• **Study material**
____
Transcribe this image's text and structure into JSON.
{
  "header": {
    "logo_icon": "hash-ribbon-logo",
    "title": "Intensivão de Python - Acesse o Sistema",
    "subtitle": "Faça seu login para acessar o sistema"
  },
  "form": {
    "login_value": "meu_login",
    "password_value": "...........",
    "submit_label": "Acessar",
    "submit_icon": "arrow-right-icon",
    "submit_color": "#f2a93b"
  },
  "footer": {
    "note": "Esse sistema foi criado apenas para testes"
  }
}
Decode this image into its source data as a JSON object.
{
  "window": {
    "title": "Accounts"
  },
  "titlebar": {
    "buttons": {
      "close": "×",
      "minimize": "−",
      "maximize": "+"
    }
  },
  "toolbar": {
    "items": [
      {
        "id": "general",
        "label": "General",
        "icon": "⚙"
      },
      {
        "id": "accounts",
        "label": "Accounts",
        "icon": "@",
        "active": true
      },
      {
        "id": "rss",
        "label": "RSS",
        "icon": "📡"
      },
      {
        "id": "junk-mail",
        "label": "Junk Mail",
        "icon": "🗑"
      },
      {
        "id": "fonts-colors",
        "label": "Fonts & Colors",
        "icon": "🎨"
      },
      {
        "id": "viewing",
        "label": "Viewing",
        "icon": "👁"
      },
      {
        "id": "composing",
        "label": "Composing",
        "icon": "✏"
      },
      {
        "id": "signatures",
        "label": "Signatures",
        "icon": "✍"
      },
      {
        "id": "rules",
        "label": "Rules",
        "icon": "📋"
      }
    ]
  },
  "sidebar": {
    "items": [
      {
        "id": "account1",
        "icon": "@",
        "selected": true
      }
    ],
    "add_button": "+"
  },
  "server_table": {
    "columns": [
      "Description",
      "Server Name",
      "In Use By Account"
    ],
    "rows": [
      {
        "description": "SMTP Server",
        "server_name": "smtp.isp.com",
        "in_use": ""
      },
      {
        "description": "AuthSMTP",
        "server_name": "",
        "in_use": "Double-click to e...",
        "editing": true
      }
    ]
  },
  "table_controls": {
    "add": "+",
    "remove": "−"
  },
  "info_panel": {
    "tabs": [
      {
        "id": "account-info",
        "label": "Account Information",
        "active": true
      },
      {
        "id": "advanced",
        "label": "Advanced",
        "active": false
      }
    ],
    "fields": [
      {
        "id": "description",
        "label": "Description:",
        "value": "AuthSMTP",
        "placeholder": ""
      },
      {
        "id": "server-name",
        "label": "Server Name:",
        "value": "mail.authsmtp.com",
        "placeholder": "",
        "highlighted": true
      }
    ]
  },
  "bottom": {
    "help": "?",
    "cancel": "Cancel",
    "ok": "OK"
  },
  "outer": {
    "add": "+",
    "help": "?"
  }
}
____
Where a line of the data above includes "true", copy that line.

• **Result below**
        "active": true
        "selected": true
        "editing": true
        "active": true
        "highlighted": true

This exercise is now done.